Why are tornado casualty rates higher in some regions than others?
Tyler Fricker, visiting assistant professor in the Department of Geography at Texas A&M University, recently published research in the Annals of the Association of American Geographers that gives insights into tornado casualty rates across the United States and casualty prediction models.
“My interest was in trying to better understand tornado casualty events across the country,” Fricker said. “We have a pretty good understanding of some broad-scale factors that influence tornado casualties, but what we don’t have is a great understanding of the community-level or placed-based factors that might influence those casualties.”
The goal of Fricker’s research was to define and identify particularly devastating tornadoes and the communities that were most impacted by those tornados.
With an analytical model he previously developed, Fricker combined data from individual tornadoes with additional socioeconomic, demographic and physical variables from the areas surrounding where each individual tornado occurred. With this information inputted into the model, the model outputs the number of causalities (injuries and fatalities) that would be expected from the tornado.
The casualty estimate is then compared to the actual number of casualties that occurred during the tornado. The comparison provides important information about which areas are more or less vulnerable to tornadoes than experts expect.
“Through these comparisons, you can start to understand which tornadoes cause many more casualties than we expect, which tornadoes cause roughly the same number of causalities we would expect, and which tornadoes did not have as many causalities as we would expect,” he said. “Those are all different questions.”
Fricker’s research primarily focused on the instances of higher than expected casualty rates.
A Nationwide Tornado Casualty Analysis The study was purposefully done at a nationwide scale to discern the regional similarities and differences across the country that might not be evident without a evaluating the entire country.
“You don’t want to shut different areas of the country off,” he said. “They are each going to have unique variabilities, and we are going to need to understand all of them if we are actually going to reduce the number of tornado casualties.”
The results of Fricker’s study suggest that there is a lot more to be learned from the variability in tornado casualty numbers. For example, regions of the country that are already known to be susceptible to high casualty events (e.g. the Southeast), had even higher casualty rates than expected when compared to model predictions.
Since the model already accounts for the factors that tornado casualties are most commonly attributed to, such as mobile home ownership and low income, it suggests that there are other variables that are not being taken in to account.
“These numbers are unusual even when accounting for how many mobile homes were in the tornado’s path,” Fricker said. “The question becomes: is there something going on there besides the mobile homes and the income level, that are driving these high casualty rates?”
Fricker hopes to continue his research by expanding the project to include an interview-based approach to find out what factors in the community may be influencing the high rates of tornado vulnerability across the nation.
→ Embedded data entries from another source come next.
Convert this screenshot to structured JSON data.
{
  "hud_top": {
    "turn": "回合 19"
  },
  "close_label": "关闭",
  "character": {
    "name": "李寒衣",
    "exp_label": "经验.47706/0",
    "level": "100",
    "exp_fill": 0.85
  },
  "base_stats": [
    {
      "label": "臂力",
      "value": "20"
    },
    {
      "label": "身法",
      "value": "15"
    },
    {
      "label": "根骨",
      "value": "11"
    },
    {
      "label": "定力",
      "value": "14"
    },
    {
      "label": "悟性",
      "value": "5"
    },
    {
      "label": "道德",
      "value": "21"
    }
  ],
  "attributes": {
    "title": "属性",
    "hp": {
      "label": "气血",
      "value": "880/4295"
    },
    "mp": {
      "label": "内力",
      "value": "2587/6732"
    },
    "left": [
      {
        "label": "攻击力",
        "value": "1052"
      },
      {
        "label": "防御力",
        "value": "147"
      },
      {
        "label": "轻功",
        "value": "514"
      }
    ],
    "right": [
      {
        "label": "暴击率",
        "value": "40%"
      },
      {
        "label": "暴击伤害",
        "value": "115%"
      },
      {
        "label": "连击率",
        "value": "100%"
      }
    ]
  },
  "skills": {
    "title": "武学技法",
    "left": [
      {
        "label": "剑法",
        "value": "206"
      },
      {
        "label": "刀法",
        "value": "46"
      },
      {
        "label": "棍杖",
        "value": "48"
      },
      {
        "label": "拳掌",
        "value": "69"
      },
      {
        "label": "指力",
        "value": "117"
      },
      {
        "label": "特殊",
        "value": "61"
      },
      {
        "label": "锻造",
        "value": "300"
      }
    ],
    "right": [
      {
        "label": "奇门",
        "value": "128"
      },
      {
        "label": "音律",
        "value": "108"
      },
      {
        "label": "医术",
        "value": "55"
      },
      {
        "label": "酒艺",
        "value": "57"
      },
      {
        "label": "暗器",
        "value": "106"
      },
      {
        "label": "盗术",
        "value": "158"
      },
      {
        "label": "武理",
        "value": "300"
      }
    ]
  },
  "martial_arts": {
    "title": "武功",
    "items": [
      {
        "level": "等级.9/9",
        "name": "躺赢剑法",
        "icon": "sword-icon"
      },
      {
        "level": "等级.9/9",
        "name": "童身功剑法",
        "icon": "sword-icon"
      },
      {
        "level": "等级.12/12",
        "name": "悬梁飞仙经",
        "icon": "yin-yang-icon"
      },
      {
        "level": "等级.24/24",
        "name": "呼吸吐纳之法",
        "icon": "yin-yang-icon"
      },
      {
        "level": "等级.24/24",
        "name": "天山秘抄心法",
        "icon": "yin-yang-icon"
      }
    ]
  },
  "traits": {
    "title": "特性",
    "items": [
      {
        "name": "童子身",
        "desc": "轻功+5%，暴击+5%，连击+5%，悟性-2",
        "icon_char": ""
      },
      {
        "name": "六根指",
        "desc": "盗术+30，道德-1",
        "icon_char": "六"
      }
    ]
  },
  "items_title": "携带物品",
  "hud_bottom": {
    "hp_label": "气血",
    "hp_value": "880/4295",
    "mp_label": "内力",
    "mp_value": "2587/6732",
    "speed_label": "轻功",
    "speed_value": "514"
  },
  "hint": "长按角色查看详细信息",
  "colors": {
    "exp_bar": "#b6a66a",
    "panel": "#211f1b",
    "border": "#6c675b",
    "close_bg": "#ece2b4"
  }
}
His article was co-authored with James Elsner from Florida State University.